## Problem to work on:
Among the entries below, tally each line containing "Assad"; respond with the total only.

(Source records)
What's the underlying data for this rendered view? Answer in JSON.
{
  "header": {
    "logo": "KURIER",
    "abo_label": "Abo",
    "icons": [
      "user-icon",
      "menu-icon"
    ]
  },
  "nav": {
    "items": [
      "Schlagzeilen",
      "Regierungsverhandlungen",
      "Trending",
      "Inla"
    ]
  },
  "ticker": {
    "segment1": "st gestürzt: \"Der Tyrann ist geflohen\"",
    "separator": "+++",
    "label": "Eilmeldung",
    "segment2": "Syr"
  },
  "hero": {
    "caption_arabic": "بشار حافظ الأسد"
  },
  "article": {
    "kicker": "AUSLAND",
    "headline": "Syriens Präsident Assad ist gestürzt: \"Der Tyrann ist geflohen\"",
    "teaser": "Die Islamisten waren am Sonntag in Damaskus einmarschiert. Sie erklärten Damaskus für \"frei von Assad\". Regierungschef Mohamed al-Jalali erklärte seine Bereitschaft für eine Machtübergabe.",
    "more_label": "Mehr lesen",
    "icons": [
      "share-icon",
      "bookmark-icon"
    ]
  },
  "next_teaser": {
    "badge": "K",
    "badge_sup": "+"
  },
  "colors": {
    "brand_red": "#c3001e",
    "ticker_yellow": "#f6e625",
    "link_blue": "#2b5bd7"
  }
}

## Exercise response:
2